Saying that, there are children who have been born into this level of over produced surveillance who will never know what it is to have private lives. We are potentially digitally tracked from the moment we leave our homes and everywhere we go. Our lives are paced and tracked through a maze of surveillance cameras, Geo-locators, license plate scanners, cell phone triangulation and paid provocateurs and informants willing to pass along any pertinent information from petty gossip to more serious and detrimental or damning information. It is a sad reality.
Under the Patriot Act, information is gathered with out our consent and can be arranged to present any of a number of scenarios without the input or defense of the target. The Enemy of the State is extremely vulnerable to being rail-roaded, set up or caught up at the wrong place, wrong time, as was demonstrated in the Sandra Bland case. The wise activist understand these propensities of out government and takes all precautions in traveling and organizing. We have a long way to go before we re-create the other world that is possible.
The traffic stop explains many of the more odd and questionable experiences I have had doing political organizing both in Michigan and Massachusetts. My stories are too many and too convoluted to recount. Odd experiences however do make the world go around and let us see where we stand in a sense. I must being doing something right, otherwise I would not be a blip on the radar. It should not deter us from organizing politically around the issues that we deem important and engaging in Constitutionally protected activities.

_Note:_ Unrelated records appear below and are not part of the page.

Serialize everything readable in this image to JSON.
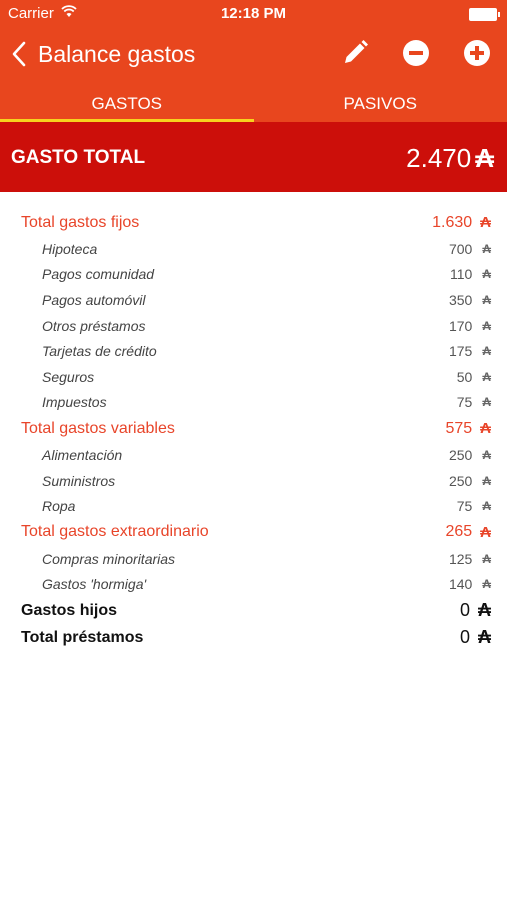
{
  "status_bar": {
    "carrier": "Carrier",
    "time": "12:18 PM"
  },
  "nav": {
    "title": "Balance gastos"
  },
  "tabs": [
    {
      "label": "GASTOS",
      "active": true
    },
    {
      "label": "PASIVOS",
      "active": false
    }
  ],
  "total": {
    "label": "GASTO TOTAL",
    "amount": "2.470",
    "currency": "₳"
  },
  "groups": [
    {
      "label": "Total gastos fijos",
      "value": "1.630",
      "currency": "₳",
      "items": [
        {
          "label": "Hipoteca",
          "value": "700",
          "currency": "₳"
        },
        {
          "label": "Pagos comunidad",
          "value": "110",
          "currency": "₳"
        },
        {
          "label": "Pagos automóvil",
          "value": "350",
          "currency": "₳"
        },
        {
          "label": "Otros préstamos",
          "value": "170",
          "currency": "₳"
        },
        {
          "label": "Tarjetas de crédito",
          "value": "175",
          "currency": "₳"
        },
        {
          "label": "Seguros",
          "value": "50",
          "currency": "₳"
        },
        {
          "label": "Impuestos",
          "value": "75",
          "currency": "₳"
        }
      ]
    },
    {
      "label": "Total gastos variables",
      "value": "575",
      "currency": "₳",
      "items": [
        {
          "label": "Alimentación",
          "value": "250",
          "currency": "₳"
        },
        {
          "label": "Suministros",
          "value": "250",
          "currency": "₳"
        },
        {
          "label": "Ropa",
          "value": "75",
          "currency": "₳"
        }
      ]
    },
    {
      "label": "Total gastos extraordinario",
      "value": "265",
      "currency": "₳",
      "items": [
        {
          "label": "Compras minoritarias",
          "value": "125",
          "currency": "₳"
        },
        {
          "label": "Gastos 'hormiga'",
          "value": "140",
          "currency": "₳"
        }
      ]
    }
  ],
  "plain_rows": [
    {
      "label": "Gastos hijos",
      "value": "0",
      "currency": "₳"
    },
    {
      "label": "Total préstamos",
      "value": "0",
      "currency": "₳"
    }
  ],
  "colors": {
    "header": "#e8461e",
    "total_band": "#cc0f0a",
    "accent_text": "#e8452a",
    "tab_indicator": "#f7d21e"
  }
}
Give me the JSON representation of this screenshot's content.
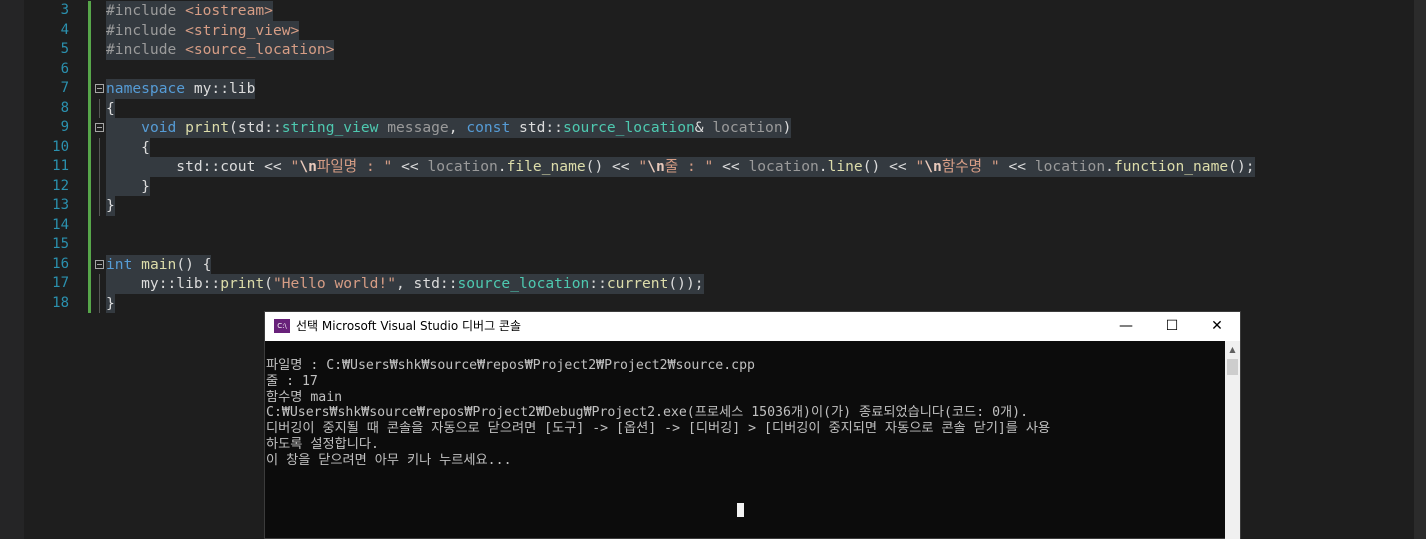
{
  "editor": {
    "lines": [
      {
        "num": "3",
        "parts": [
          [
            "pp",
            "#include "
          ],
          [
            "st",
            "<iostream>"
          ]
        ]
      },
      {
        "num": "4",
        "parts": [
          [
            "pp",
            "#include "
          ],
          [
            "st",
            "<string_view>"
          ]
        ]
      },
      {
        "num": "5",
        "parts": [
          [
            "pp",
            "#include "
          ],
          [
            "st",
            "<source_location>"
          ]
        ]
      },
      {
        "num": "6",
        "parts": []
      },
      {
        "num": "7",
        "parts": [
          [
            "kw",
            "namespace"
          ],
          [
            "ns",
            " my::lib"
          ]
        ]
      },
      {
        "num": "8",
        "parts": [
          [
            "ns",
            "{"
          ]
        ]
      },
      {
        "num": "9",
        "parts": [
          [
            "ns",
            "    "
          ],
          [
            "kw",
            "void"
          ],
          [
            "ns",
            " "
          ],
          [
            "fn",
            "print"
          ],
          [
            "ns",
            "(std::"
          ],
          [
            "ty",
            "string_view"
          ],
          [
            "ns",
            " "
          ],
          [
            "pa",
            "message"
          ],
          [
            "ns",
            ", "
          ],
          [
            "kw",
            "const"
          ],
          [
            "ns",
            " std::"
          ],
          [
            "ty",
            "source_location"
          ],
          [
            "ns",
            "& "
          ],
          [
            "pa",
            "location"
          ],
          [
            "ns",
            ")"
          ]
        ]
      },
      {
        "num": "10",
        "parts": [
          [
            "ns",
            "    {"
          ]
        ]
      },
      {
        "num": "11",
        "parts": [
          [
            "ns",
            "        std::cout << "
          ],
          [
            "st",
            "\""
          ],
          [
            "esc",
            "\\n"
          ],
          [
            "st",
            "파일명 : \""
          ],
          [
            "ns",
            " << "
          ],
          [
            "pa",
            "location"
          ],
          [
            "ns",
            "."
          ],
          [
            "fn",
            "file_name"
          ],
          [
            "ns",
            "() << "
          ],
          [
            "st",
            "\""
          ],
          [
            "esc",
            "\\n"
          ],
          [
            "st",
            "줄 : \""
          ],
          [
            "ns",
            " << "
          ],
          [
            "pa",
            "location"
          ],
          [
            "ns",
            "."
          ],
          [
            "fn",
            "line"
          ],
          [
            "ns",
            "() << "
          ],
          [
            "st",
            "\""
          ],
          [
            "esc",
            "\\n"
          ],
          [
            "st",
            "함수명 \""
          ],
          [
            "ns",
            " << "
          ],
          [
            "pa",
            "location"
          ],
          [
            "ns",
            "."
          ],
          [
            "fn",
            "function_name"
          ],
          [
            "ns",
            "();"
          ]
        ]
      },
      {
        "num": "12",
        "parts": [
          [
            "ns",
            "    }"
          ]
        ]
      },
      {
        "num": "13",
        "parts": [
          [
            "ns",
            "}"
          ]
        ]
      },
      {
        "num": "14",
        "parts": []
      },
      {
        "num": "15",
        "parts": []
      },
      {
        "num": "16",
        "parts": [
          [
            "kw",
            "int"
          ],
          [
            "ns",
            " "
          ],
          [
            "fn",
            "main"
          ],
          [
            "ns",
            "() {"
          ]
        ]
      },
      {
        "num": "17",
        "parts": [
          [
            "ns",
            "    my::lib::"
          ],
          [
            "fn",
            "print"
          ],
          [
            "ns",
            "("
          ],
          [
            "st",
            "\"Hello world!\""
          ],
          [
            "ns",
            ", std::"
          ],
          [
            "ty",
            "source_location"
          ],
          [
            "ns",
            "::"
          ],
          [
            "fn",
            "current"
          ],
          [
            "ns",
            "());"
          ]
        ]
      },
      {
        "num": "18",
        "parts": [
          [
            "ns",
            "}"
          ]
        ]
      }
    ]
  },
  "console": {
    "title": "선택 Microsoft Visual Studio 디버그 콘솔",
    "icon_text": "C:\\",
    "minimize": "—",
    "maximize": "☐",
    "close": "✕",
    "lines": [
      "파일명 : C:₩Users₩shk₩source₩repos₩Project2₩Project2₩source.cpp",
      "줄 : 17",
      "함수명 main",
      "C:₩Users₩shk₩source₩repos₩Project2₩Debug₩Project2.exe(프로세스 15036개)이(가) 종료되었습니다(코드: 0개).",
      "디버깅이 중지될 때 콘솔을 자동으로 닫으려면 [도구] -> [옵션] -> [디버깅] > [디버깅이 중지되면 자동으로 콘솔 닫기]를 사용",
      "하도록 설정합니다.",
      "이 창을 닫으려면 아무 키나 누르세요..."
    ]
  }
}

My message to the Port Huron US Border Patrol is : Police State, Your Slip is Showing. As for all of my sisters and brothers in the movement who have chastised me for unnecessary vigilance, in the immortal words of a former Detroit mayor, the Honorable Coleman S. Young, “I am only paranoid because they are out to get me.”